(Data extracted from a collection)
• • • • •

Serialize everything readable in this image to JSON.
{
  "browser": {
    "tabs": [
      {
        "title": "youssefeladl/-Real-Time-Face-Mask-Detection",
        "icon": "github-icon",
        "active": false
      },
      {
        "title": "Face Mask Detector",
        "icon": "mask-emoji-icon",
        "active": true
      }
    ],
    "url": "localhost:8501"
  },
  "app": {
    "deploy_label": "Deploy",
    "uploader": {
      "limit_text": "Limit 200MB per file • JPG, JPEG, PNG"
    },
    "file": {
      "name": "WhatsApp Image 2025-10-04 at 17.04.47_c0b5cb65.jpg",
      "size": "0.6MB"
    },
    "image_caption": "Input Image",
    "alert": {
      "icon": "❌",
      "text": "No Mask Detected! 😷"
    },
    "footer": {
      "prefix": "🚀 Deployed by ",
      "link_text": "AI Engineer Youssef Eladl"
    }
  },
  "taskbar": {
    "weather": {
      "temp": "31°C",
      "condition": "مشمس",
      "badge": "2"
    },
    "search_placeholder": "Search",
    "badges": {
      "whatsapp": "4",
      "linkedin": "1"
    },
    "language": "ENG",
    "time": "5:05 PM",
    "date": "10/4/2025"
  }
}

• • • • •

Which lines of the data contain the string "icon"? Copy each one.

        "icon": "github-icon",
        "icon": "mask-emoji-icon",
      "icon": "❌",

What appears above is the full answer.